• _ASSIGNMENT_
Exactly as written and without the pictures, output the entries below.
+++
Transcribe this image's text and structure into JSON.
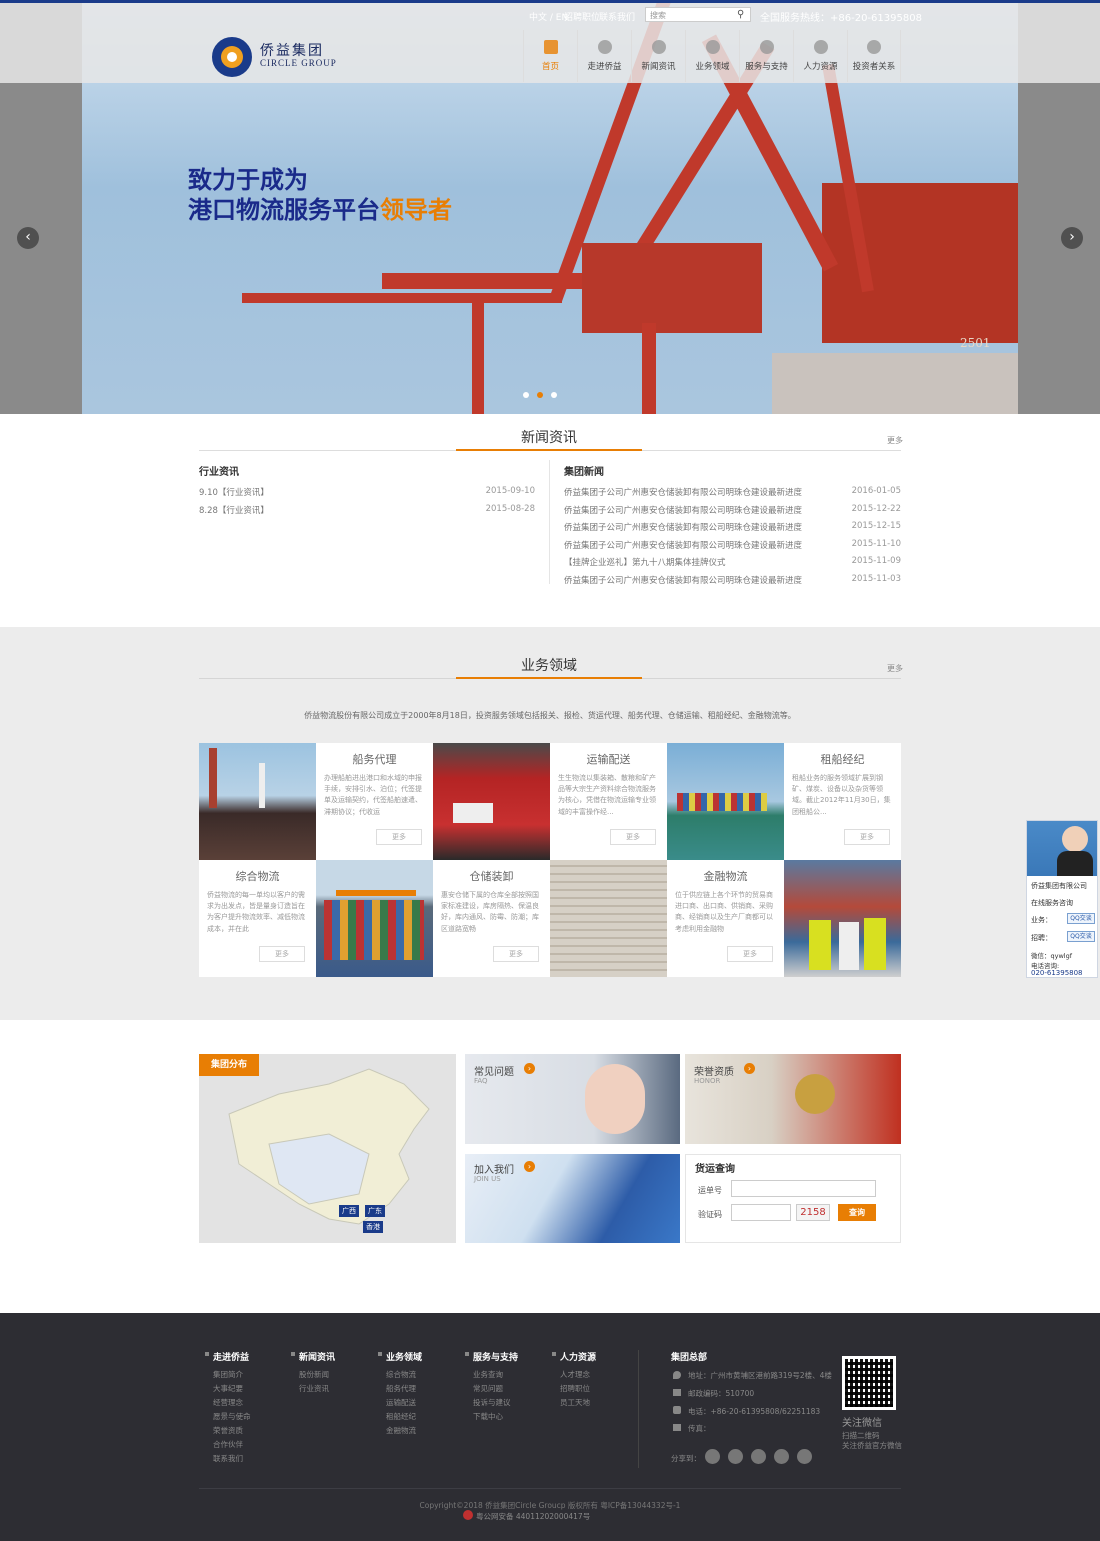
{
  "header": {
    "lang": "中文 / EN",
    "recruit": "招聘职位",
    "contact": "联系我们",
    "search_placeholder": "搜索",
    "hotline": "全国服务热线：+86-20-61395808",
    "logo_cn": "侨益集团",
    "logo_en": "CIRCLE GROUP",
    "nav": [
      {
        "label": "首页",
        "icon": "home-icon",
        "active": true
      },
      {
        "label": "走进侨益",
        "icon": "gear-icon"
      },
      {
        "label": "新闻资讯",
        "icon": "globe-icon"
      },
      {
        "label": "业务领域",
        "icon": "location-pin-icon"
      },
      {
        "label": "服务与支持",
        "icon": "atom-icon"
      },
      {
        "label": "人力资源",
        "icon": "handshake-icon"
      },
      {
        "label": "投资者关系",
        "icon": "person-icon"
      }
    ]
  },
  "hero": {
    "slogan_line1": "致力于成为",
    "slogan_line2a": "港口物流服务平台",
    "slogan_line2b": "领导者",
    "crane_number": "2501"
  },
  "news": {
    "title": "新闻资讯",
    "more": "更多",
    "industry_title": "行业资讯",
    "industry": [
      {
        "title": "9.10【行业资讯】",
        "date": "2015-09-10"
      },
      {
        "title": "8.28【行业资讯】",
        "date": "2015-08-28"
      }
    ],
    "group_title": "集团新闻",
    "group": [
      {
        "title": "侨益集团子公司广州惠安仓储装卸有限公司明珠仓建设最新进度",
        "date": "2016-01-05"
      },
      {
        "title": "侨益集团子公司广州惠安仓储装卸有限公司明珠仓建设最新进度",
        "date": "2015-12-22"
      },
      {
        "title": "侨益集团子公司广州惠安仓储装卸有限公司明珠仓建设最新进度",
        "date": "2015-12-15"
      },
      {
        "title": "侨益集团子公司广州惠安仓储装卸有限公司明珠仓建设最新进度",
        "date": "2015-11-10"
      },
      {
        "title": "【挂牌企业巡礼】第九十八期集体挂牌仪式",
        "date": "2015-11-09"
      },
      {
        "title": "侨益集团子公司广州惠安仓储装卸有限公司明珠仓建设最新进度",
        "date": "2015-11-03"
      }
    ]
  },
  "business": {
    "title": "业务领域",
    "more": "更多",
    "intro": "侨益物流股份有限公司成立于2000年8月18日，投资服务领域包括报关、报检、货运代理、船务代理、仓储运输、租船经纪、金融物流等。",
    "tiles": [
      {
        "title": "船务代理",
        "desc": "办理船舶进出港口和水域的申报手续，安排引水、泊位；代签提单及运输契约，代签船舶速遣、滞期协议；代收运",
        "more": "更多"
      },
      {
        "title": "运输配送",
        "desc": "生生物流以集装箱、散粮和矿产品等大宗生产资料综合物流服务为核心，凭借在物流运输专业领域的丰富操作经...",
        "more": "更多"
      },
      {
        "title": "租船经纪",
        "desc": "租船业务的服务领域扩展到钢矿、煤炭、设备以及杂货等领域。截止2012年11月30日，集团租船公...",
        "more": "更多"
      },
      {
        "title": "综合物流",
        "desc": "侨益物流的每一单均以客户的需求为出发点，皆是量身订造旨在为客户提升物流效率、减低物流成本，并在此",
        "more": "更多"
      },
      {
        "title": "仓储装卸",
        "desc": "惠安仓储下属的仓库全部按照国家标准建设，库房隔热、保温良好，库内通风、防霉、防潮；库区道路宽畅",
        "more": "更多"
      },
      {
        "title": "金融物流",
        "desc": "位于供应链上各个环节的贸易商进口商、出口商、供销商、采购商、经销商以及生产厂商都可以考虑利用金融物",
        "more": "更多"
      }
    ]
  },
  "bottom": {
    "map_title": "集团分布",
    "map_labels": [
      "广西",
      "广东",
      "香港"
    ],
    "faq": "常见问题",
    "faq_en": "FAQ",
    "honor": "荣誉资质",
    "honor_en": "HONOR",
    "join": "加入我们",
    "join_en": "JOIN US",
    "tracking_title": "货运查询",
    "waybill_label": "运单号",
    "code_label": "验证码",
    "captcha": "2158",
    "query_button": "查询"
  },
  "service": {
    "company": "侨益集团有限公司",
    "online": "在线服务咨询",
    "business_label": "业务：",
    "recruit_label": "招聘：",
    "qq_badge": "QQ交谈",
    "wechat": "微信：qywlgf",
    "phone_label": "电话咨询:",
    "phone": "020-61395808"
  },
  "footer": {
    "columns": [
      {
        "title": "走进侨益",
        "items": [
          "集团简介",
          "大事纪要",
          "经营理念",
          "愿景与使命",
          "荣誉资质",
          "合作伙伴",
          "联系我们"
        ]
      },
      {
        "title": "新闻资讯",
        "items": [
          "股份新闻",
          "行业资讯"
        ]
      },
      {
        "title": "业务领域",
        "items": [
          "综合物流",
          "船务代理",
          "运输配送",
          "租船经纪",
          "金融物流"
        ]
      },
      {
        "title": "服务与支持",
        "items": [
          "业务查询",
          "常见问题",
          "投诉与建议",
          "下载中心"
        ]
      },
      {
        "title": "人力资源",
        "items": [
          "人才理念",
          "招聘职位",
          "员工天地"
        ]
      }
    ],
    "hq_title": "集团总部",
    "address": "地址：广州市黄埔区港前路319号2楼、4楼",
    "postcode": "邮政编码：510700",
    "phone": "电话：+86-20-61395808/62251183",
    "fax": "传真：",
    "share": "分享到：",
    "follow": "关注微信",
    "scan": "扫描二维码",
    "follow_sub": "关注侨益官方微信",
    "copyright": "Copyright©2018 侨益集团Circle Groucp 版权所有 粤ICP备13044332号-1",
    "police": "粤公网安备 44011202000417号"
  }
}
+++
• _SOLUTION TO THIS TASK_
Transcribe this image's text and structure into JSON.
{
  "header": {
    "lang": "中文 / EN",
    "recruit": "招聘职位",
    "contact": "联系我们",
    "search_placeholder": "搜索",
    "hotline": "全国服务热线：+86-20-61395808",
    "logo_cn": "侨益集团",
    "logo_en": "CIRCLE GROUP",
    "nav": [
      {
        "label": "首页",
        "icon": "home-icon",
        "active": true
      },
      {
        "label": "走进侨益",
        "icon": "gear-icon"
      },
      {
        "label": "新闻资讯",
        "icon": "globe-icon"
      },
      {
        "label": "业务领域",
        "icon": "location-pin-icon"
      },
      {
        "label": "服务与支持",
        "icon": "atom-icon"
      },
      {
        "label": "人力资源",
        "icon": "handshake-icon"
      },
      {
        "label": "投资者关系",
        "icon": "person-icon"
      }
    ]
  },
  "hero": {
    "slogan_line1": "致力于成为",
    "slogan_line2a": "港口物流服务平台",
    "slogan_line2b": "领导者",
    "crane_number": "2501"
  },
  "news": {
    "title": "新闻资讯",
    "more": "更多",
    "industry_title": "行业资讯",
    "industry": [
      {
        "title": "9.10【行业资讯】",
        "date": "2015-09-10"
      },
      {
        "title": "8.28【行业资讯】",
        "date": "2015-08-28"
      }
    ],
    "group_title": "集团新闻",
    "group": [
      {
        "title": "侨益集团子公司广州惠安仓储装卸有限公司明珠仓建设最新进度",
        "date": "2016-01-05"
      },
      {
        "title": "侨益集团子公司广州惠安仓储装卸有限公司明珠仓建设最新进度",
        "date": "2015-12-22"
      },
      {
        "title": "侨益集团子公司广州惠安仓储装卸有限公司明珠仓建设最新进度",
        "date": "2015-12-15"
      },
      {
        "title": "侨益集团子公司广州惠安仓储装卸有限公司明珠仓建设最新进度",
        "date": "2015-11-10"
      },
      {
        "title": "【挂牌企业巡礼】第九十八期集体挂牌仪式",
        "date": "2015-11-09"
      },
      {
        "title": "侨益集团子公司广州惠安仓储装卸有限公司明珠仓建设最新进度",
        "date": "2015-11-03"
      }
    ]
  },
  "business": {
    "title": "业务领域",
    "more": "更多",
    "intro": "侨益物流股份有限公司成立于2000年8月18日，投资服务领域包括报关、报检、货运代理、船务代理、仓储运输、租船经纪、金融物流等。",
    "tiles": [
      {
        "title": "船务代理",
        "desc": "办理船舶进出港口和水域的申报手续，安排引水、泊位；代签提单及运输契约，代签船舶速遣、滞期协议；代收运",
        "more": "更多"
      },
      {
        "title": "运输配送",
        "desc": "生生物流以集装箱、散粮和矿产品等大宗生产资料综合物流服务为核心，凭借在物流运输专业领域的丰富操作经...",
        "more": "更多"
      },
      {
        "title": "租船经纪",
        "desc": "租船业务的服务领域扩展到钢矿、煤炭、设备以及杂货等领域。截止2012年11月30日，集团租船公...",
        "more": "更多"
      },
      {
        "title": "综合物流",
        "desc": "侨益物流的每一单均以客户的需求为出发点，皆是量身订造旨在为客户提升物流效率、减低物流成本，并在此",
        "more": "更多"
      },
      {
        "title": "仓储装卸",
        "desc": "惠安仓储下属的仓库全部按照国家标准建设，库房隔热、保温良好，库内通风、防霉、防潮；库区道路宽畅",
        "more": "更多"
      },
      {
        "title": "金融物流",
        "desc": "位于供应链上各个环节的贸易商进口商、出口商、供销商、采购商、经销商以及生产厂商都可以考虑利用金融物",
        "more": "更多"
      }
    ]
  },
  "bottom": {
    "map_title": "集团分布",
    "map_labels": [
      "广西",
      "广东",
      "香港"
    ],
    "faq": "常见问题",
    "faq_en": "FAQ",
    "honor": "荣誉资质",
    "honor_en": "HONOR",
    "join": "加入我们",
    "join_en": "JOIN US",
    "tracking_title": "货运查询",
    "waybill_label": "运单号",
    "code_label": "验证码",
    "captcha": "2158",
    "query_button": "查询"
  },
  "service": {
    "company": "侨益集团有限公司",
    "online": "在线服务咨询",
    "business_label": "业务：",
    "recruit_label": "招聘：",
    "qq_badge": "QQ交谈",
    "wechat": "微信：qywlgf",
    "phone_label": "电话咨询:",
    "phone": "020-61395808"
  },
  "footer": {
    "columns": [
      {
        "title": "走进侨益",
        "items": [
          "集团简介",
          "大事纪要",
          "经营理念",
          "愿景与使命",
          "荣誉资质",
          "合作伙伴",
          "联系我们"
        ]
      },
      {
        "title": "新闻资讯",
        "items": [
          "股份新闻",
          "行业资讯"
        ]
      },
      {
        "title": "业务领域",
        "items": [
          "综合物流",
          "船务代理",
          "运输配送",
          "租船经纪",
          "金融物流"
        ]
      },
      {
        "title": "服务与支持",
        "items": [
          "业务查询",
          "常见问题",
          "投诉与建议",
          "下载中心"
        ]
      },
      {
        "title": "人力资源",
        "items": [
          "人才理念",
          "招聘职位",
          "员工天地"
        ]
      }
    ],
    "hq_title": "集团总部",
    "address": "地址：广州市黄埔区港前路319号2楼、4楼",
    "postcode": "邮政编码：510700",
    "phone": "电话：+86-20-61395808/62251183",
    "fax": "传真：",
    "share": "分享到：",
    "follow": "关注微信",
    "scan": "扫描二维码",
    "follow_sub": "关注侨益官方微信",
    "copyright": "Copyright©2018 侨益集团Circle Groucp 版权所有 粤ICP备13044332号-1",
    "police": "粤公网安备 44011202000417号"
  }
}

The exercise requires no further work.